# [Activity]
Each line below that carries the string "icon" must appear in the answer.

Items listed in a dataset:
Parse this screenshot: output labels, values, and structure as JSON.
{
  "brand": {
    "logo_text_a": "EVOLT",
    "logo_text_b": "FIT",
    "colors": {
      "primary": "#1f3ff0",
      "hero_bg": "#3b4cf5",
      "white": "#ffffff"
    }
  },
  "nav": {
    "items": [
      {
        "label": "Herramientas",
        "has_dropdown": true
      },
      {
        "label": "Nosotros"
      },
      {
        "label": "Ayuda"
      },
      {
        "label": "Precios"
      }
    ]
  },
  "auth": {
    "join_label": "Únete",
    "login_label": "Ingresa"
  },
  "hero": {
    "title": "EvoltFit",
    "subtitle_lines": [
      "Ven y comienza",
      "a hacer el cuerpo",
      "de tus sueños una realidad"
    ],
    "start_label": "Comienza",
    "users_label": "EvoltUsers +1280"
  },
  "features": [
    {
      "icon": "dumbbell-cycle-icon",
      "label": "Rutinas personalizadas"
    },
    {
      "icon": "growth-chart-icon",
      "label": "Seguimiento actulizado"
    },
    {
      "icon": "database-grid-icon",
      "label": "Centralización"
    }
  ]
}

# [Solution below]
      "icon": "dumbbell-cycle-icon",
      "icon": "growth-chart-icon",
      "icon": "database-grid-icon",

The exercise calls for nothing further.